▶ **Work request**:
Nothing but an exact reproduction of the records, pictures excluded, should be returned.

Start of Material provided

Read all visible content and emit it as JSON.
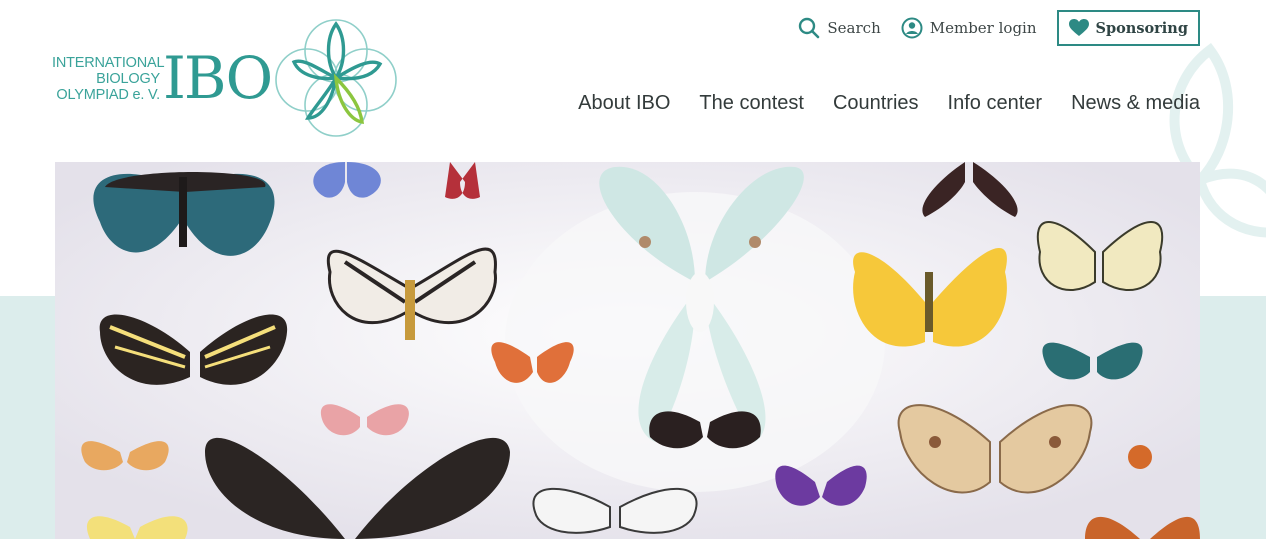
{
  "logo": {
    "line1": "INTERNATIONAL",
    "line2": "BIOLOGY",
    "line3": "OLYMPIAD e. V.",
    "acronym": "IBO"
  },
  "utility_nav": {
    "search_label": "Search",
    "member_login_label": "Member login",
    "sponsoring_label": "Sponsoring"
  },
  "main_nav": {
    "items": [
      "About IBO",
      "The contest",
      "Countries",
      "Info center",
      "News & media"
    ]
  },
  "colors": {
    "brand_teal": "#2f9a92",
    "brand_green": "#8cc63f",
    "band_bg": "#dcedec"
  },
  "icons": {
    "search": "search-icon",
    "member": "user-circle-icon",
    "sponsor": "heart-icon"
  },
  "hero": {
    "image": "butterfly-specimen-collection"
  }
}
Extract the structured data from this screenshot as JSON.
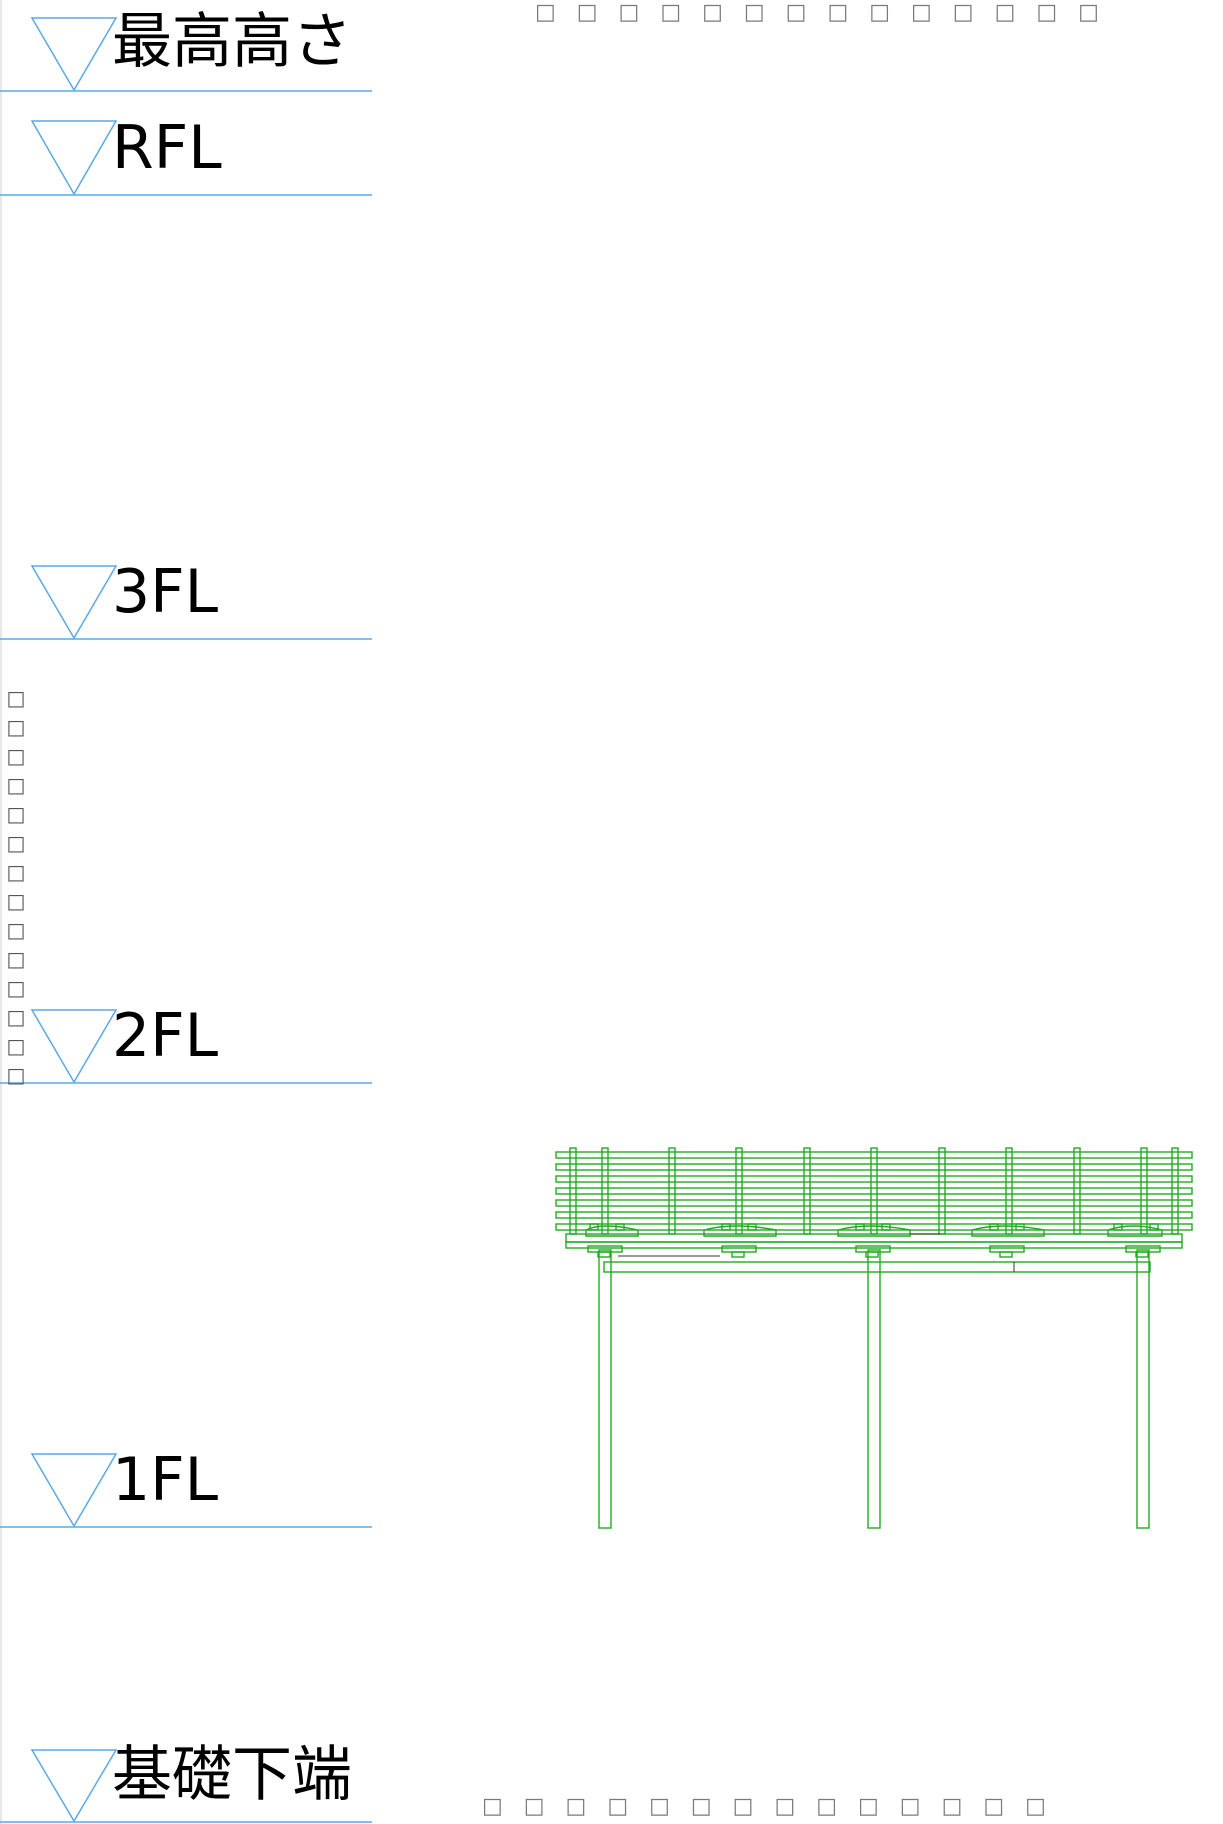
{
  "levels": [
    {
      "id": "max-height",
      "label": "最高高さ"
    },
    {
      "id": "rfl",
      "label": "RFL"
    },
    {
      "id": "3fl",
      "label": "3FL"
    },
    {
      "id": "2fl",
      "label": "2FL"
    },
    {
      "id": "1fl",
      "label": "1FL"
    },
    {
      "id": "foundation-bottom",
      "label": "基礎下端"
    }
  ],
  "top_caption": "□ □ □ □ □ □ □ □ □ □ □ □ □ □",
  "bottom_caption": "□ □ □ □ □ □ □ □ □ □ □ □ □ □",
  "left_vertical_caption": [
    "□",
    "□",
    "□",
    "□",
    "□",
    "□",
    "□",
    "□",
    "□",
    "□",
    "□",
    "□",
    "□",
    "□"
  ],
  "colors": {
    "level_line": "#5aa9e6",
    "structure": "#22aa22",
    "detail_line": "#333333"
  }
}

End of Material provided

▶ **Response box**:
Read all visible content and emit it as JSON.
{
  "logo": {
    "line1": "INTERNATIONAL",
    "line2": "BIOLOGY",
    "line3": "OLYMPIAD e. V.",
    "acronym": "IBO"
  },
  "utility_nav": {
    "search_label": "Search",
    "member_login_label": "Member login",
    "sponsoring_label": "Sponsoring"
  },
  "main_nav": {
    "items": [
      "About IBO",
      "The contest",
      "Countries",
      "Info center",
      "News & media"
    ]
  },
  "colors": {
    "brand_teal": "#2f9a92",
    "brand_green": "#8cc63f",
    "band_bg": "#dcedec"
  },
  "icons": {
    "search": "search-icon",
    "member": "user-circle-icon",
    "sponsor": "heart-icon"
  },
  "hero": {
    "image": "butterfly-specimen-collection"
  }
}
Extract the structured data from this screenshot as JSON.
{
  "levels": [
    {
      "id": "max-height",
      "label": "最高高さ"
    },
    {
      "id": "rfl",
      "label": "RFL"
    },
    {
      "id": "3fl",
      "label": "3FL"
    },
    {
      "id": "2fl",
      "label": "2FL"
    },
    {
      "id": "1fl",
      "label": "1FL"
    },
    {
      "id": "foundation-bottom",
      "label": "基礎下端"
    }
  ],
  "top_caption": "□ □ □ □ □ □ □ □ □ □ □ □ □ □",
  "bottom_caption": "□ □ □ □ □ □ □ □ □ □ □ □ □ □",
  "left_vertical_caption": [
    "□",
    "□",
    "□",
    "□",
    "□",
    "□",
    "□",
    "□",
    "□",
    "□",
    "□",
    "□",
    "□",
    "□"
  ],
  "colors": {
    "level_line": "#5aa9e6",
    "structure": "#22aa22",
    "detail_line": "#333333"
  }
}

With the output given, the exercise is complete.